For the romantics the imaging function of language creates its own referent.
It is the idea of the autonomy of art which is really taken up by the romantics. The difference between them however, is that for Kant it is a relation to the object, whereas for the romantics it is statement about the object itself: 'it expresses a relation between a representation and a subject, and not between a representation and an object.'
Aesthetics meta-aesthetics and theory of art
Kant's aesthetics is a meta-aesthetics - that is it has to with aesthetic judgement and not with objects and this belongs to reflective judgement as opposed to determinative judgement.
Reflective judgements don't increase our knowledge at all - it is simply about the relations between our representations and our different faculties.
For this reason we can't call aesthetic judgement cognitive since they do not supply any knowledge of the object. Thus does not mean that it is irrational, but is based on rational principle which is the possibility of it being universally communicable. But it is the communication of feeling not of a proposition - and not of proposition about feeling either - here language is a means, but it does not express the what the feeling is.
Even though aesthetics
not about objects in the cognitive sense, they are always about
objects - that is the art work has to be directly accessible. I do not
One cannot give a rule in order to which one might say something is beautiful, because this implies that aesthetic judgement are cognitive - i.e. that one could give a list of properties that would always make some things beautiful and others not.
What is at stake for Kant is not 'types of objects' but 'type of mental attitude'. Thus one can look at the same object with a difference attitude, once in terms of cognition and once in terms of aesthetics, and one can even do so in relation to art, especially when we are thinking about
We can break this down to 3 levels for Kant
It might be case that pure aesthetic judgements are the most simply aesthetics judgement, and that in every case that we make a judgement about art, it is always a mixture of the two, feeling and evaluation. It is also the case that my feeling towards an object might lead me to conceptual evaluation.
Doesn't my openness to natural beauty require a broadening of my conceptual possibilities - think of the Japanese and Chinese appreciation of the nature as opposed to the Western sensibility.

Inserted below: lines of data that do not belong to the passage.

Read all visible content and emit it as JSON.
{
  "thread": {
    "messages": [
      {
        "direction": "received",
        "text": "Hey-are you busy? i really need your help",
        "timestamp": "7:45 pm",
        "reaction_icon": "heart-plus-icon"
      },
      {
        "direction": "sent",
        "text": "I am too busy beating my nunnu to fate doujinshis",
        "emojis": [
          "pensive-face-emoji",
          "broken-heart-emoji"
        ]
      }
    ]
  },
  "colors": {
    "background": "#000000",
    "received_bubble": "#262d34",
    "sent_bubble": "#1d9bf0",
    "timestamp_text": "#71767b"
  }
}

We should not confuse the use of concepts with objective knowledge here - the concept pick out what is subjectively attractive, not some objective property of objects.